Charles Kennedy’s appearance on Question Time last week raised a few digital eyebrows among the Twitterati. Plenty suggested his performance was, at best, below par; and certainly at times it was uncomfortable to watch. We may never know the reasons for Kennedy’s mishap. And speculating feels a little tawdry, however unavoidable the discussion about his appearance.
Nonetheless, the incident also led to questions about the BBC’s role in putting Kennedy on its panel. Were the producers oblivious to any apparent problem? Frankly, it is a little simplistic to assume that a person can be judged in the green room on their likely performance when the cameras roll.
All this got me wondering about the broader question of how journalists obtain information from sources who are, for whatever reason, under the weather or vulnerable. The rules are clear that if someone says they don’t want to respond to a journalistic inquiry then questioning must end. But what if a person is not in a position to make a cogent judgement about whether to comment?
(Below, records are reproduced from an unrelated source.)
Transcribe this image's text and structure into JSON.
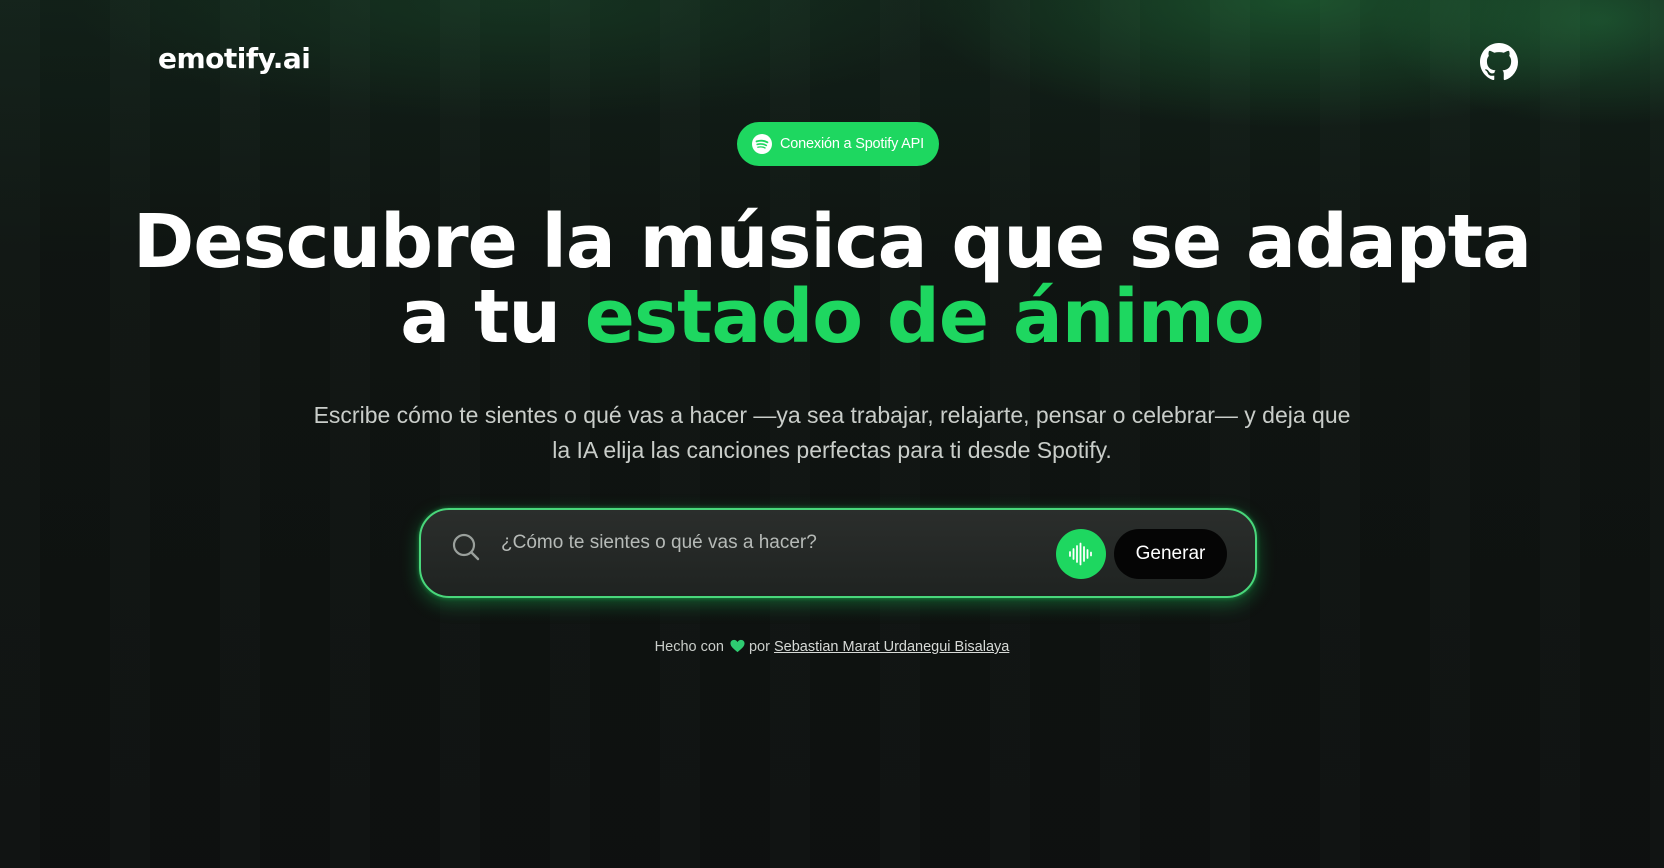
{
  "header": {
    "logo": "emotify.ai",
    "github_icon": "github-icon"
  },
  "badge": {
    "label": "Conexión a Spotify API",
    "icon": "spotify-icon"
  },
  "hero": {
    "title_line1": "Descubre la música que se adapta",
    "title_line2_prefix": "a tu ",
    "title_line2_highlight": "estado de ánimo",
    "subtitle_line1": "Escribe cómo te sientes o qué vas a hacer —ya sea trabajar, relajarte, pensar o celebrar— y deja que",
    "subtitle_line2": "la IA elija las canciones perfectas para ti desde Spotify."
  },
  "search": {
    "placeholder": "¿Cómo te sientes o qué vas a hacer?",
    "value": "",
    "search_icon": "search-icon",
    "voice_icon": "sound-wave-icon",
    "generate_label": "Generar"
  },
  "footer": {
    "made_with": "Hecho con",
    "heart_icon": "green-heart-icon",
    "by": "por",
    "author": "Sebastian Marat Urdanegui Bisalaya"
  },
  "colors": {
    "accent": "#1ed760",
    "background": "#0f1311",
    "button_dark": "#050505"
  }
}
Is the onus on a reporter to walk away from a conversation which might embarrass the subject of the inquiry; or is everything fair in love, war and journalism?
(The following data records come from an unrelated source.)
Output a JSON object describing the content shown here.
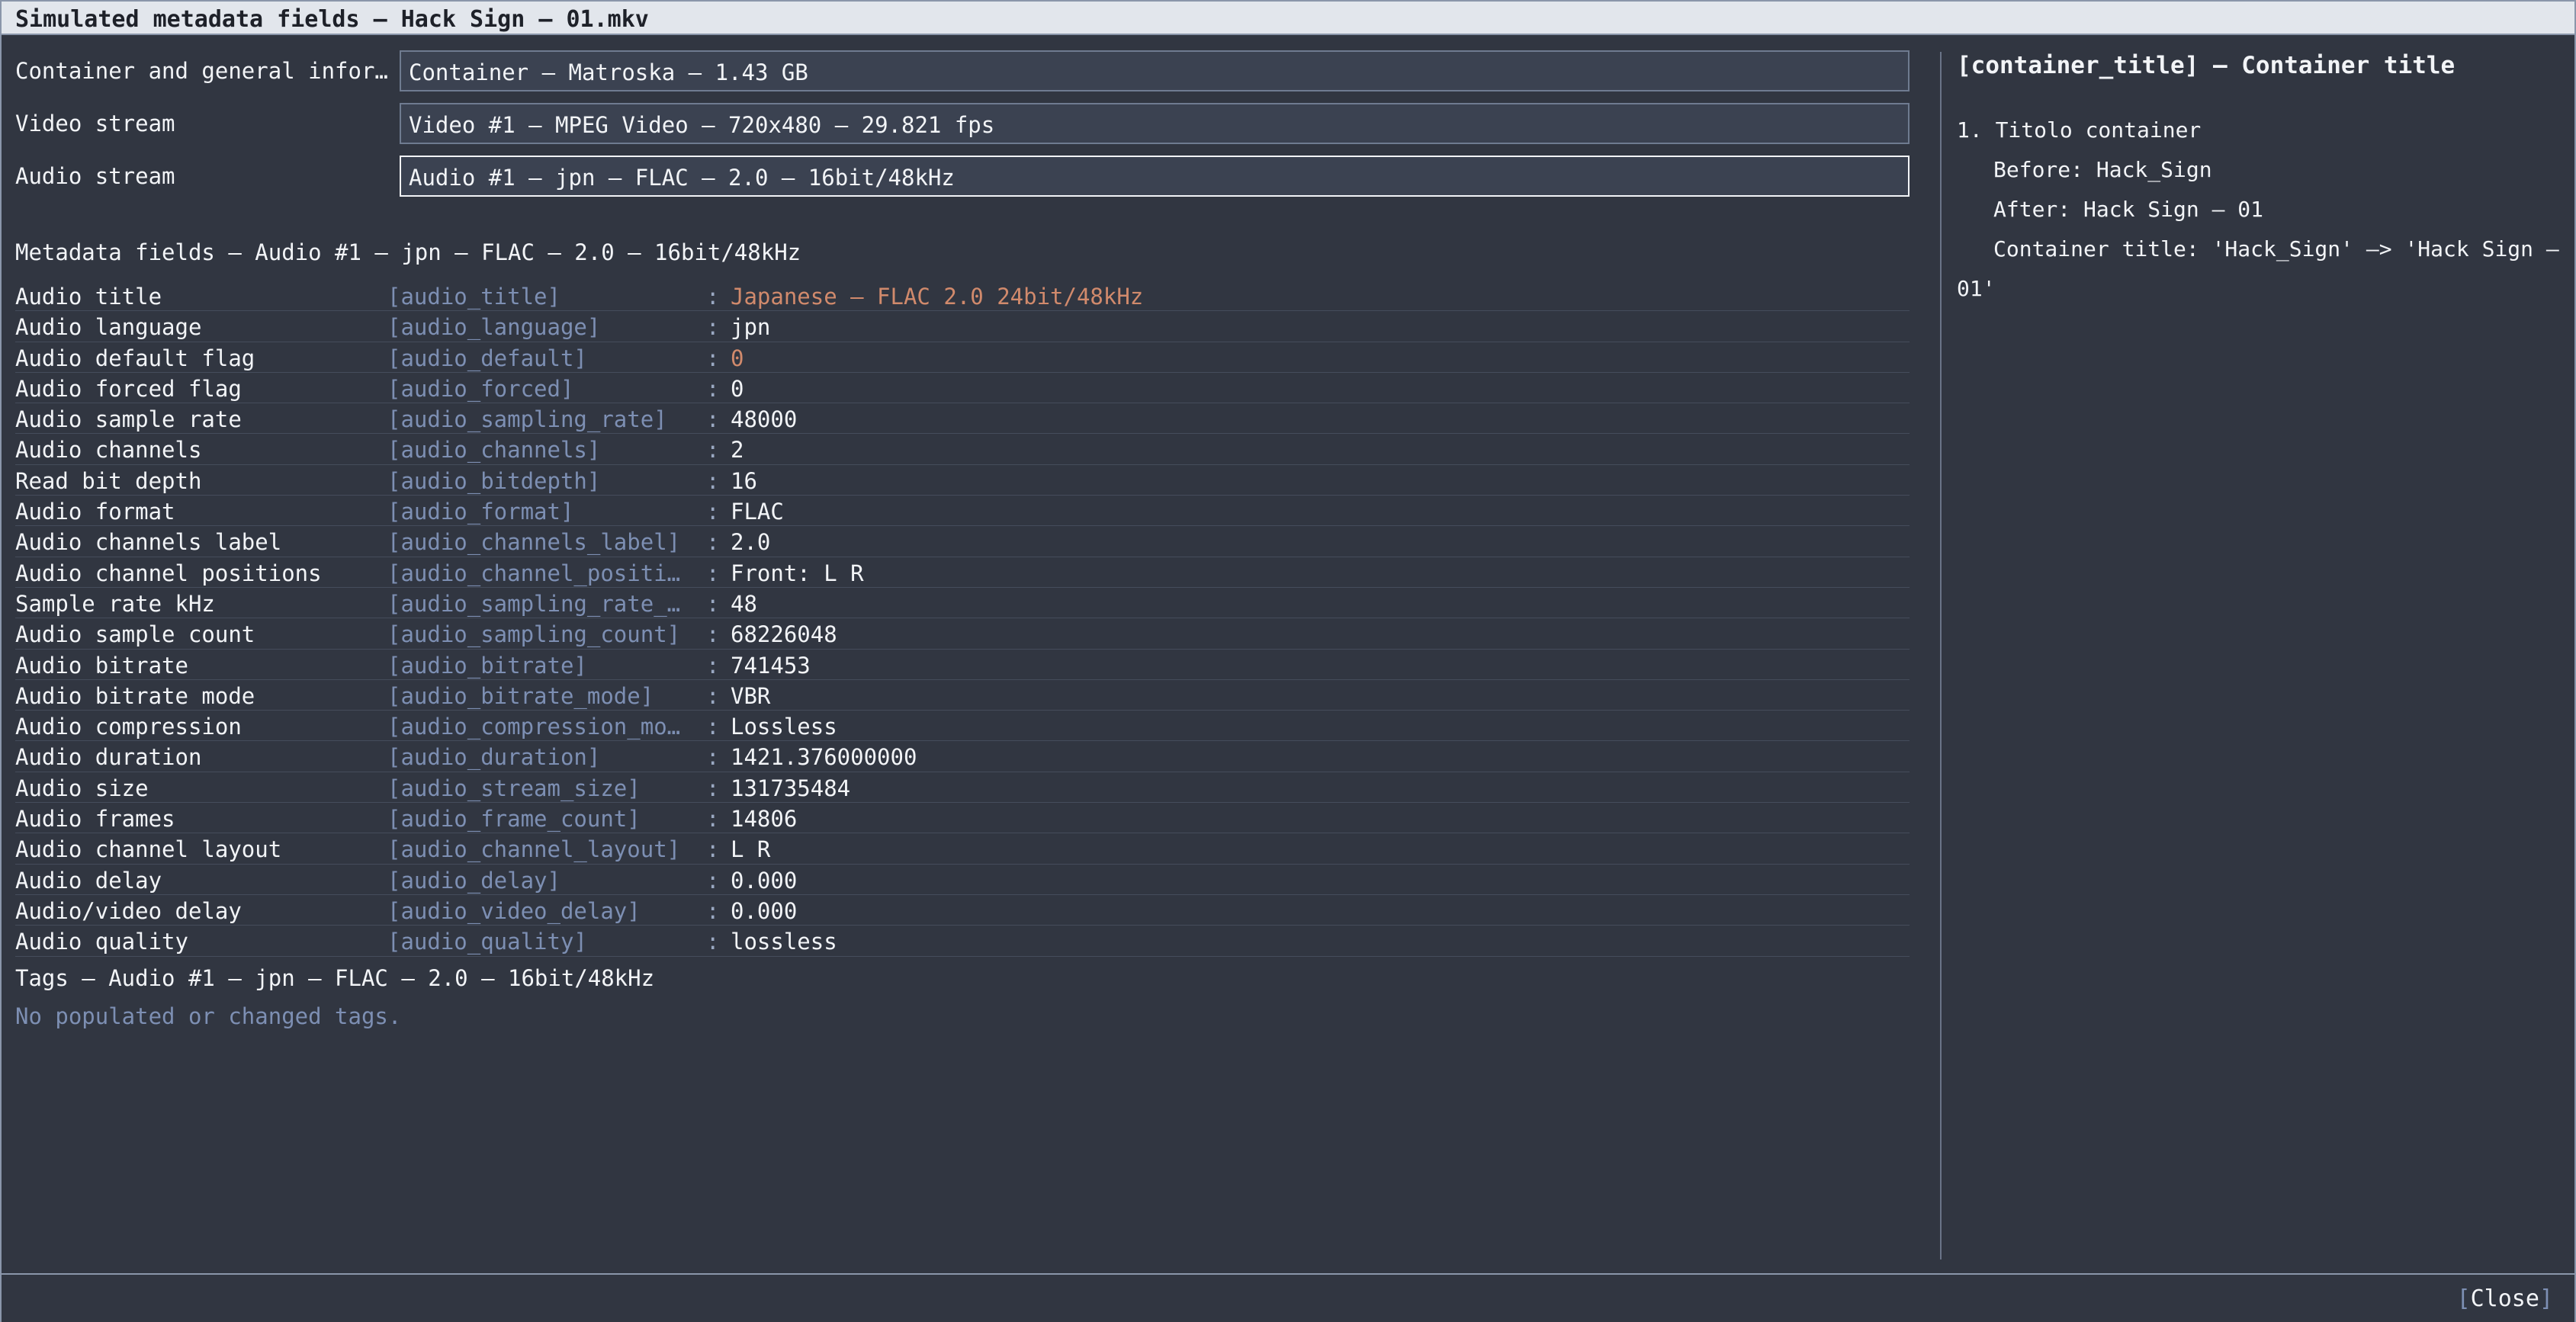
{
  "window": {
    "title": "Simulated metadata fields – Hack Sign – 01.mkv"
  },
  "selectors": [
    {
      "label": "Container and general infor…",
      "value": "Container – Matroska – 1.43 GB"
    },
    {
      "label": "Video stream",
      "value": "Video #1 – MPEG Video – 720x480 – 29.821 fps"
    },
    {
      "label": "Audio stream",
      "value": "Audio #1 – jpn – FLAC – 2.0 – 16bit/48kHz"
    }
  ],
  "metadata": {
    "heading": "Metadata fields – Audio #1 – jpn – FLAC – 2.0 – 16bit/48kHz",
    "separator": ":",
    "rows": [
      {
        "label": "Audio title",
        "key": "[audio_title]",
        "value": "Japanese – FLAC 2.0 24bit/48kHz",
        "changed": true
      },
      {
        "label": "Audio language",
        "key": "[audio_language]",
        "value": "jpn"
      },
      {
        "label": "Audio default flag",
        "key": "[audio_default]",
        "value": "0",
        "changed": true
      },
      {
        "label": "Audio forced flag",
        "key": "[audio_forced]",
        "value": "0"
      },
      {
        "label": "Audio sample rate",
        "key": "[audio_sampling_rate]",
        "value": "48000"
      },
      {
        "label": "Audio channels",
        "key": "[audio_channels]",
        "value": "2"
      },
      {
        "label": "Read bit depth",
        "key": "[audio_bitdepth]",
        "value": "16"
      },
      {
        "label": "Audio format",
        "key": "[audio_format]",
        "value": "FLAC"
      },
      {
        "label": "Audio channels label",
        "key": "[audio_channels_label]",
        "value": "2.0"
      },
      {
        "label": "Audio channel positions",
        "key": "[audio_channel_positio…",
        "value": "Front: L R"
      },
      {
        "label": "Sample rate kHz",
        "key": "[audio_sampling_rate_k…",
        "value": "48"
      },
      {
        "label": "Audio sample count",
        "key": "[audio_sampling_count]",
        "value": "68226048"
      },
      {
        "label": "Audio bitrate",
        "key": "[audio_bitrate]",
        "value": "741453"
      },
      {
        "label": "Audio bitrate mode",
        "key": "[audio_bitrate_mode]",
        "value": "VBR"
      },
      {
        "label": "Audio compression",
        "key": "[audio_compression_mod…",
        "value": "Lossless"
      },
      {
        "label": "Audio duration",
        "key": "[audio_duration]",
        "value": "1421.376000000"
      },
      {
        "label": "Audio size",
        "key": "[audio_stream_size]",
        "value": "131735484"
      },
      {
        "label": "Audio frames",
        "key": "[audio_frame_count]",
        "value": "14806"
      },
      {
        "label": "Audio channel layout",
        "key": "[audio_channel_layout]",
        "value": "L R"
      },
      {
        "label": "Audio delay",
        "key": "[audio_delay]",
        "value": "0.000"
      },
      {
        "label": "Audio/video delay",
        "key": "[audio_video_delay]",
        "value": "0.000"
      },
      {
        "label": "Audio quality",
        "key": "[audio_quality]",
        "value": "lossless"
      }
    ]
  },
  "tags": {
    "heading": "Tags – Audio #1 – jpn – FLAC – 2.0 – 16bit/48kHz",
    "empty_text": "No populated or changed tags."
  },
  "detail": {
    "heading": "[container_title] – Container title",
    "item_title": "1. Titolo container",
    "before": "Before: Hack_Sign",
    "after": "After: Hack Sign – 01",
    "change_line1": "Container title: 'Hack_Sign' –> 'Hack Sign –",
    "change_line2": "01'"
  },
  "buttons": {
    "close_open": "[",
    "close_label": "Close",
    "close_close": "]"
  },
  "colors": {
    "background": "#313641",
    "changed_value": "#d18a6c",
    "key_text": "#7d8fb3",
    "titlebar": "#e2e6ec"
  }
}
It is certainly accepted that a person who is grieving should be treated with particular sensitivity. And patients in hospitals are off limits unless senior staff consent and the individual is compos mentis. Interviews with children on subjects involving their welfare – or the welfare of another child – should not take place without parental consent.
But these are all quite specific areas. What about an 18-year-old who has never dealt with the media before and says something stupid? And what if a journalist arrives on a doorstep to be confronted by someone who is obviously under the influence of drugs or drink? Should adults with learning disabilities be treated differently to those without?
Each case, in the end, has to be treated in the context of its specific circumstances. Journalists should always try to ensure that a person understands, for instance, if they are being asked to comment on something with a view to publication. And there may be occasions when someone’s comments should be discounted because they were made at a time of susceptibility.
Yet there is a fine line between showing consideration and being patronising. Moreover, there will be times when comments made under the influence are certainly worthy of being reported. Think John Galliano.
But at least in the newspaper world the contact between journalist and subject comes prior to publication. There is no such time for deliberation with live television.
Chicken sexing causes a flutter
An article about chicken sexing did not seem likely to provoke complaints. Yet our description of how the process determined whether chicks would be “assigned to lives as roosters or egg-layers” caused a flutter.
As readers pointed out, rather than living happily as roosters, male chicks from egg-producing hybrids are usually sent straight to the great farmyard in the sky. By failing to go into the gory detail – perhaps even just by our use of the word “lives” – we had created a potentially misleading impression.
For while it is self-evident that there are certain types of farming for which there is little need of males – egg laying, milk production – it would be a leap to assume that all readers are aware that selective breeding has created laying-hen strains which are distinct from meat producing types.
A lack of detail can leave us with egg on our faces.
Will Gore is Deputy Managing Editor of The Independent, i, Independent on Sunday and the Evening Standard
Twitter: @willjgoreReuse content